Make no mistake, criminals are unrelenting in trying to get to sensitive data. In the eight months from November through June, more than 30 billion malicious login attempts were tracked by Akamai Technologies, a Web-services company, in its 2018 State of the Internet report released Wednesday.
In May and June alone, there were 8.3 billion malicious login attempts by bots, which are software designed to run repeated code on their own.

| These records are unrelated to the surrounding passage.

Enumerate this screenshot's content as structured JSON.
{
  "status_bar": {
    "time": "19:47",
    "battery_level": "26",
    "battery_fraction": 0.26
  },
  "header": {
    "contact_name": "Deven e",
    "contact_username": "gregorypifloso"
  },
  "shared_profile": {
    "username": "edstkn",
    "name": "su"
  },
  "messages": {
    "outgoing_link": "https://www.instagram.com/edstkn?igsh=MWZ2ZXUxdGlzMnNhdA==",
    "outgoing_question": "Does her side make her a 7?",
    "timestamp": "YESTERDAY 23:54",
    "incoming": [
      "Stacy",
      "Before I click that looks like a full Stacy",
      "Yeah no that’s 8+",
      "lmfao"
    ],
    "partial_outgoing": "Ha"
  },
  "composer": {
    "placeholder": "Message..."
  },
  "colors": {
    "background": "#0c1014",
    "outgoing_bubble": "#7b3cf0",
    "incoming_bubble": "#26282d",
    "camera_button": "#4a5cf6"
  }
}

They can pull data from a database, in this instance containing millions of valid passwords and usernames, and attempt to get into a consumer online account, without much operator action.
The move, labeled credential stuffing, not only can overwhelm the bandwidth of a site, but tax its security processes as well. “It’s the ability for criminals to obtain a list of user names and passwords and to use a botnet to attack a financial institution with an automated army of bots,” Rich Bolstridge, Akamai chief strategist, tells Digital Transactions News. “They are programmed to repeatedly go through the user names and passwords and look for legitimate accounts they can compromise.” Sometimes the pace of attacks is fast, and in other instances it may be slow, in an attempt to blend in with legitimate actions.
How much of problem is credential stuffing? In the May through June period, 2.82 billion credential-stuffing attacks originated in the United States, followed by 1.55 billion in Russia.
In one example, Akamai recounted a large financial-services company’s experience with more than 8,000 account takeovers per month that came from credential stuffing and that caused more than $100,000 per day in direct fraud-related losses.
There’s a reason the attack is popular, Bolstridge says. “You have to look at the motivation of the criminals,” he says. “What is the return on the investment for criminals to take an action like this?”
Often, it’s sizable, especially because there’s so much consumer data available on the dark Web, and bots are affordable. There is also an underground commerce channel for buying or renting bots, he says. “It’s almost like a gamification of these botnets,” Bolstridge says, referring to the notion of adding game elements like competition and achievement. “So people who don’t have very high technical skills can use them and conduct attacks.”
What compounds the challenge of countering credential stuffing is the need to strike a balance between security and the user experience, he says. “It certainly is possible to make things more secure,” he says, “but at the same time degrade the user experience.”
Consumers are habituated to user names and passwords and requiring more secure protocols could disrupt this habit, observers suggest.
“Certainly, compromises of payment systems are real,” Bolstridge says. “Institutions need to understand there are new challenges. They have to look for and get intelligence and get visibility into this bot problem.”This post was originally published here